### Work instruction
Where the word "label" occurs in a line of the listing, please copy the line.

### Exercise input

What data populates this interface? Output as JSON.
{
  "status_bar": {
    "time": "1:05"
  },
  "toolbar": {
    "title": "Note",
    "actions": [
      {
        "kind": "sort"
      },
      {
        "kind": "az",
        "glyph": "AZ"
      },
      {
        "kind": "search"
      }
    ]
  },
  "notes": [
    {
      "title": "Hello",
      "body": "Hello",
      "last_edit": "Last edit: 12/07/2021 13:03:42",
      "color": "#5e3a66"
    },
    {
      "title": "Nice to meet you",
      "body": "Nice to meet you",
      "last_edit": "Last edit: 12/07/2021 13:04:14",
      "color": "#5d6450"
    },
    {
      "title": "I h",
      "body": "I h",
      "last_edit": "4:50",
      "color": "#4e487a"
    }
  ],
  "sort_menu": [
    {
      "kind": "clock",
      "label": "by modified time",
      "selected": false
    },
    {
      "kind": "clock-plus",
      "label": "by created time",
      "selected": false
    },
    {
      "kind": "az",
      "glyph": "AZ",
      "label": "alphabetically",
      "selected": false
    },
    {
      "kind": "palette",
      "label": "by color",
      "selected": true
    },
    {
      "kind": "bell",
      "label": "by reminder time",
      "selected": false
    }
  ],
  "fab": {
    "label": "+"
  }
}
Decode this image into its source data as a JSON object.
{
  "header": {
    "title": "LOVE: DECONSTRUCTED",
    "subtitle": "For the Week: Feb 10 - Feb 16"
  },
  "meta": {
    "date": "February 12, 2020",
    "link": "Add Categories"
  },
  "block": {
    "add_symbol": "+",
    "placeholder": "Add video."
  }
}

### Answer to this exercise
      "label": "by modified time",
      "label": "by created time",
      "label": "alphabetically",
      "label": "by color",
      "label": "by reminder time",
    "label": "+"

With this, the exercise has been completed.